> _Activity_: The records that follow need to be output exactly as they are.

> _Data extracts_:
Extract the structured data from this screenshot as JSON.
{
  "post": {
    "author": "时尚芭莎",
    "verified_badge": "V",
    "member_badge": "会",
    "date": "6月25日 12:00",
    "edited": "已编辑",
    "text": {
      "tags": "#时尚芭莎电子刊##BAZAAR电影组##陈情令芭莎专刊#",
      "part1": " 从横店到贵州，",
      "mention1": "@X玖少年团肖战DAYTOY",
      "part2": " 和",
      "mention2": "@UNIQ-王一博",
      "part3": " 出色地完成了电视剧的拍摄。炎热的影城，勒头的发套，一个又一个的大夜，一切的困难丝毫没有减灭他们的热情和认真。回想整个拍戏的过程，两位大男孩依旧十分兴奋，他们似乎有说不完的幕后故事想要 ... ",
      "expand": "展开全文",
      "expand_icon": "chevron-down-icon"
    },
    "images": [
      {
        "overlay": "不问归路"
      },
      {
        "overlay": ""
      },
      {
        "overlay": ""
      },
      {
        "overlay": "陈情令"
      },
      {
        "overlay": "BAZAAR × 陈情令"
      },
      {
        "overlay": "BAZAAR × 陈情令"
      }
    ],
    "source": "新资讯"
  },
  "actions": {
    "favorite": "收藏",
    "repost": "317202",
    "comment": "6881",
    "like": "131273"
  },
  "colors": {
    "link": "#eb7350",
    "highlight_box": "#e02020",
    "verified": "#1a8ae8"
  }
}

> _Response to this task_:
Extract the structured data from this screenshot as JSON.
{
  "post": {
    "author": "时尚芭莎",
    "verified_badge": "V",
    "member_badge": "会",
    "date": "6月25日 12:00",
    "edited": "已编辑",
    "text": {
      "tags": "#时尚芭莎电子刊##BAZAAR电影组##陈情令芭莎专刊#",
      "part1": " 从横店到贵州，",
      "mention1": "@X玖少年团肖战DAYTOY",
      "part2": " 和",
      "mention2": "@UNIQ-王一博",
      "part3": " 出色地完成了电视剧的拍摄。炎热的影城，勒头的发套，一个又一个的大夜，一切的困难丝毫没有减灭他们的热情和认真。回想整个拍戏的过程，两位大男孩依旧十分兴奋，他们似乎有说不完的幕后故事想要 ... ",
      "expand": "展开全文",
      "expand_icon": "chevron-down-icon"
    },
    "images": [
      {
        "overlay": "不问归路"
      },
      {
        "overlay": ""
      },
      {
        "overlay": ""
      },
      {
        "overlay": "陈情令"
      },
      {
        "overlay": "BAZAAR × 陈情令"
      },
      {
        "overlay": "BAZAAR × 陈情令"
      }
    ],
    "source": "新资讯"
  },
  "actions": {
    "favorite": "收藏",
    "repost": "317202",
    "comment": "6881",
    "like": "131273"
  },
  "colors": {
    "link": "#eb7350",
    "highlight_box": "#e02020",
    "verified": "#1a8ae8"
  }
}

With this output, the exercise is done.